Bruce Gary is also documented as a producer on 2002’s The Ventures Play the Greatest Instrumental Hits of All Time, and as drummer on The Malibooz’ CD, “Beach Access”, released the same year.
Bruce also had the ultimate regional and karma escrow distinction of jamming with Jimi Hendrix at a Sunset Boulevard music club called Thee Experience in 1969, when the guitarist sat in with the Bonzo Dog Band’s encore number, “Rockaliser Baby.” Bruce worked extensively with the Hendrix archives and produced The Jimi Hendrix Reference Library for Hal Leonard Publishing Company. Under the auspices of producer Alan Douglas, he also co-produced a series of posthumous album releases from Jimi Hendrix that included the popular Blues collection.

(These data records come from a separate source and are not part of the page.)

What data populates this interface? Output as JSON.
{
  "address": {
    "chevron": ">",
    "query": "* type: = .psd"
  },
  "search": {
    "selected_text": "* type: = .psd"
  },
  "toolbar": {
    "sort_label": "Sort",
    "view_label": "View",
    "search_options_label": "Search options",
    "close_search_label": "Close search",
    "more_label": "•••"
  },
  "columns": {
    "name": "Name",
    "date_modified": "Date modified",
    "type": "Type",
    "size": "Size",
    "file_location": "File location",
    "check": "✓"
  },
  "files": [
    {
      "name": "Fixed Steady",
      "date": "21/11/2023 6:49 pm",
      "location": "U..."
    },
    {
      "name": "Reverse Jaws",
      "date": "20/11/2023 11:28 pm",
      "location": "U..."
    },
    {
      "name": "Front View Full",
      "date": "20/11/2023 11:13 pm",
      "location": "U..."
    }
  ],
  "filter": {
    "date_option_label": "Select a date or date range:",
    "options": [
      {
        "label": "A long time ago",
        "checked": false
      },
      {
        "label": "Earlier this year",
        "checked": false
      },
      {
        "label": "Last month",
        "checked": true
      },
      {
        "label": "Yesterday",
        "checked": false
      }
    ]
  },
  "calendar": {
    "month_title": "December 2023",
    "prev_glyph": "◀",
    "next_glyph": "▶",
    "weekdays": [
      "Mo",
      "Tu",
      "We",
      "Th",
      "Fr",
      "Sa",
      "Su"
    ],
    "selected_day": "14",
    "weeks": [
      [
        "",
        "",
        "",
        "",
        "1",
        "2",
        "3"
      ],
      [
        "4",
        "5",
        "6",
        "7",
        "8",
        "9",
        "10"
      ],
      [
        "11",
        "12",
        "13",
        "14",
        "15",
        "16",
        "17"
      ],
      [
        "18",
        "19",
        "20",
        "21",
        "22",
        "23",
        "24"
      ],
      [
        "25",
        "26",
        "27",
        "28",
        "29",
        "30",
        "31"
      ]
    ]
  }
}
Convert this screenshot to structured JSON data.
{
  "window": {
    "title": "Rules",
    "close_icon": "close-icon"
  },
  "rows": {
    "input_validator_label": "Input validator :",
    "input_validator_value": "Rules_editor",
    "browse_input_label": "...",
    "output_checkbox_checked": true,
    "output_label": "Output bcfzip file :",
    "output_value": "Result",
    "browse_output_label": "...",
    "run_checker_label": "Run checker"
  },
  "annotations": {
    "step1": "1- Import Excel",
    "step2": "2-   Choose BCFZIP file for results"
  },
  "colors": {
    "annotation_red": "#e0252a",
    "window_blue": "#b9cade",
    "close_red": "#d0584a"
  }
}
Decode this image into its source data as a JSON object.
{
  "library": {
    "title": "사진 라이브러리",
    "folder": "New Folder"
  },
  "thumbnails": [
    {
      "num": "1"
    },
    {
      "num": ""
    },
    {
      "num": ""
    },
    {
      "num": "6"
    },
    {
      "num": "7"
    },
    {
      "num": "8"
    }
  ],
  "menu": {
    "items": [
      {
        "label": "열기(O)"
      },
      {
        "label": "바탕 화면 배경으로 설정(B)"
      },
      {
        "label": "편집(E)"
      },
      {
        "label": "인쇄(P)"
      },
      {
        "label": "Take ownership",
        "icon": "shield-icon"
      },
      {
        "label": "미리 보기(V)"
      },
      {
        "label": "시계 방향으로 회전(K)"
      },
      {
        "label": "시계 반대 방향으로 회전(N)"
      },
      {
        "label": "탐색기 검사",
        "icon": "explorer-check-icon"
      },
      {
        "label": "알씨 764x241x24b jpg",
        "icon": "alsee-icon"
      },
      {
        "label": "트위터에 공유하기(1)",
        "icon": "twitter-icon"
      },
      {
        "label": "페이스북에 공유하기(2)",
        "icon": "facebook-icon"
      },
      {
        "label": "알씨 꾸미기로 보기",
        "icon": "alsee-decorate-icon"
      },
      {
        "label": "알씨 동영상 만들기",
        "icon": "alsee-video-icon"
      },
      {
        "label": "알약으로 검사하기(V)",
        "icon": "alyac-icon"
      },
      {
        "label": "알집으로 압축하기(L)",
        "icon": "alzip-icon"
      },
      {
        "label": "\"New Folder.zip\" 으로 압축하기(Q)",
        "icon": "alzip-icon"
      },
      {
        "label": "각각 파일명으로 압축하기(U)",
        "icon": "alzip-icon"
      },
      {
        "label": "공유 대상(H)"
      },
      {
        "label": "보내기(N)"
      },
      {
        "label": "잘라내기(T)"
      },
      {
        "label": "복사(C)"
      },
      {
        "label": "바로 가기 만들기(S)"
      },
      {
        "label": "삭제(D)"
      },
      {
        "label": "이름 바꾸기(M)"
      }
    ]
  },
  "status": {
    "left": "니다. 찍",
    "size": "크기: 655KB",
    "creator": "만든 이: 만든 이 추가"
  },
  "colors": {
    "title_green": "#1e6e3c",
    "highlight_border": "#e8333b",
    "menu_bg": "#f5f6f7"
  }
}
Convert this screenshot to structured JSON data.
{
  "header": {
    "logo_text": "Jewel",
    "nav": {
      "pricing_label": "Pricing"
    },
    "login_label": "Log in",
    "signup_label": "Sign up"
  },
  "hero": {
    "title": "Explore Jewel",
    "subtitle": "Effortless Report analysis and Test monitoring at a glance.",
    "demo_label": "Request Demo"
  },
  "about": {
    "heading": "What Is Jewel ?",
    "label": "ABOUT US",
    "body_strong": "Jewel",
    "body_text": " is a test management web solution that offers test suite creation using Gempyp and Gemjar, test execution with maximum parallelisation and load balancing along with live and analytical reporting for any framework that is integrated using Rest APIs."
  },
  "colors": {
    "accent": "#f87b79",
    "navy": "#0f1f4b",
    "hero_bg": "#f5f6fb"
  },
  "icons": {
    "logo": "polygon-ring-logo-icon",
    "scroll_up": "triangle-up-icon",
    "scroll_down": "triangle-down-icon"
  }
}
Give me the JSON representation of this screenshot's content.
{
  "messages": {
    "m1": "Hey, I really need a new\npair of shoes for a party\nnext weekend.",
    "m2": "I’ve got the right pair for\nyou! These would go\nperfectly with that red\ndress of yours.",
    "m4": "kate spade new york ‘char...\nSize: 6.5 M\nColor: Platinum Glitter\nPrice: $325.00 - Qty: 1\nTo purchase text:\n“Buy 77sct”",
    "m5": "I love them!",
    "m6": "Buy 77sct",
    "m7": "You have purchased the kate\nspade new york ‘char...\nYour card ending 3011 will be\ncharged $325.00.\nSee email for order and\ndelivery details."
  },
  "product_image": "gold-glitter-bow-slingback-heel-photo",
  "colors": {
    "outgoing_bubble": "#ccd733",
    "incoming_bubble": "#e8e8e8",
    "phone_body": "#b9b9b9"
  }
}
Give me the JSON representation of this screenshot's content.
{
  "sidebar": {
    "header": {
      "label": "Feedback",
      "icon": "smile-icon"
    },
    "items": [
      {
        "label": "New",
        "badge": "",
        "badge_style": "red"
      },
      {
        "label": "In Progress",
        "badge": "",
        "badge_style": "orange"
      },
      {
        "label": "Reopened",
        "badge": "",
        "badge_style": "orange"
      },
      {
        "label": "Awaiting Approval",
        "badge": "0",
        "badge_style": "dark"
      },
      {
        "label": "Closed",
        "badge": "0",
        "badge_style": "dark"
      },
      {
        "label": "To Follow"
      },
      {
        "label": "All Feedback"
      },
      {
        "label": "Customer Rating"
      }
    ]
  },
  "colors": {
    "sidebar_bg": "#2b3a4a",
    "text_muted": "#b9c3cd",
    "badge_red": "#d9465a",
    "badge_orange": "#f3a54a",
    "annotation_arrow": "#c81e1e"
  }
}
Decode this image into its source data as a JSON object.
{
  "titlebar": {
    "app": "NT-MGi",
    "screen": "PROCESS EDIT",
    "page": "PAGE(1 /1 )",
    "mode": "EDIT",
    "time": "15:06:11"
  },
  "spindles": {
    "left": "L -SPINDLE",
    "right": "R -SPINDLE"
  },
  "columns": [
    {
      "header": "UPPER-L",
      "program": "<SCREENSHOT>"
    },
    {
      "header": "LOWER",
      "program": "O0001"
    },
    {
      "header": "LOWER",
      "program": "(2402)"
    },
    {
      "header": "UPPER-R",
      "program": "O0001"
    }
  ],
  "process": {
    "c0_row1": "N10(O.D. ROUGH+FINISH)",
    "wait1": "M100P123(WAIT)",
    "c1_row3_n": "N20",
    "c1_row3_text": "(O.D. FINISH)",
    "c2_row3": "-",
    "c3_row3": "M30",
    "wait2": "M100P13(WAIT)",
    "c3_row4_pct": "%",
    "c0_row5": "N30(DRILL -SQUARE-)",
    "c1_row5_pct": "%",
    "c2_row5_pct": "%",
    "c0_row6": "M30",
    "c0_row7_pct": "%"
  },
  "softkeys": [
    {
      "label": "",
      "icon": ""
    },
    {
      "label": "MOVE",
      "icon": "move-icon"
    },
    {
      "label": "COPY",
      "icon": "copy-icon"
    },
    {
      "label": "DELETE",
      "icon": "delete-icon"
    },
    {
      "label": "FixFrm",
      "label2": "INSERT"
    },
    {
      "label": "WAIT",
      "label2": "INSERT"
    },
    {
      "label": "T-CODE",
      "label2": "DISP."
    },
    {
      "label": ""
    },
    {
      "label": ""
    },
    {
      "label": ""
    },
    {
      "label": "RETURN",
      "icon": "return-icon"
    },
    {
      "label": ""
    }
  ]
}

Working with engineer Dave Kephart, Bruce Gary produced and compiled Jimi Hendrix “Live & Unreleased” – The Radio Show for the nationally syndicated Westwood One radio service, and he was also a production consultant on Westwood One’s weekly broadcast series, The Lost Lennon Tapes.
He produced and played on a selection for an all-star John Lee Hooker tribute CD. He was behind the skins with a late 1970s version of Arthur Lee and Love, and recorded with the sound pioneer. His name can be found in the credits on several other albums, including Just Yesterday by Al Stewart, and Emmett Chapman’s Parallel Galaxy. In 1978 Bruce played on recording sessions with John Locke, Phast Phreddie, Harvey Kubernik,Chris Darrow, Dan Kessel, David Kessel, and Kim Fowley.
Bruce Gary toured and recorded with Cream bassist Jack Bruce as a member of the Jack Bruce and Mick Taylor Band. At that time Gary, along with Bruce, met Bob Marley in Jamaica, and jammed with him over a two-day period, a “music lesson” in which Marley helped Gary learn some vital reggae music techniques. Later, he visited a dying Marley at Sloan Kettering Hospital in New York. In 2003 Gary played drums on Jack Bruce’s album, Live at the Manchester Free Trade Hall.
He was the drummer on several tracks of John Hiatt’s Slug Line album, produced by music industry veteran Denny Bruce, who also hired Gary for his album with guitarist Albert Lee, Hiding. In 1977, Bruce Gary produced the debut Vox Humana EP. In the 1990s he provided a tambourine overdub on the movie score for George Harrison’s Shanghai Surprise soundtrack album.
He is also heard along with Jim Keltner on the historic but unreleased Record Plant recording session, Too Many Cooks, featuring John Lennon, Mick Jagger, and Jack Bruce, engineered by longtime Bruce Gary friend and confidant Jimmy Robinson, who later would record Bruce in numerous recording sessions, including a musical teaming with his childhood friend Randy California, of Spirit fame.
Bruce Gary sang with Spirit on their live concert video, on the song “I Got a Line on You,” and was a lifelong friend of Spirit’s Randy California, on whose 1982 album, Euro-American, Gary played drums. His work with Spirit included percussion and vocals on 1984’s Spirit of ’84 and Thirteenth Dream. He’s also one of the musicians listed on Mick Skidmore’s 2005 Spirit compilation, Son of America.
Bruce Gary subsequently worked with Jack Bruce and Andy Summers of The Police on a project called “Hot Flash.” In the spring of 2006, Bruce recorded over half a dozen tracks with keyboardist Irvin Kramer and bassist Warwick Rose in a southern California studio. Other endeavors include Bruce Gary’s Drum Vocabulary, a CD of drum loops and samples, produced by Steve Deutsch in 1995 and available through Big Fish Audio.
He died at the age of 55 at the Tarzana Regional Medical Center in Tarzana, California of Non-Hodgkin lymphoma on August 22, 2006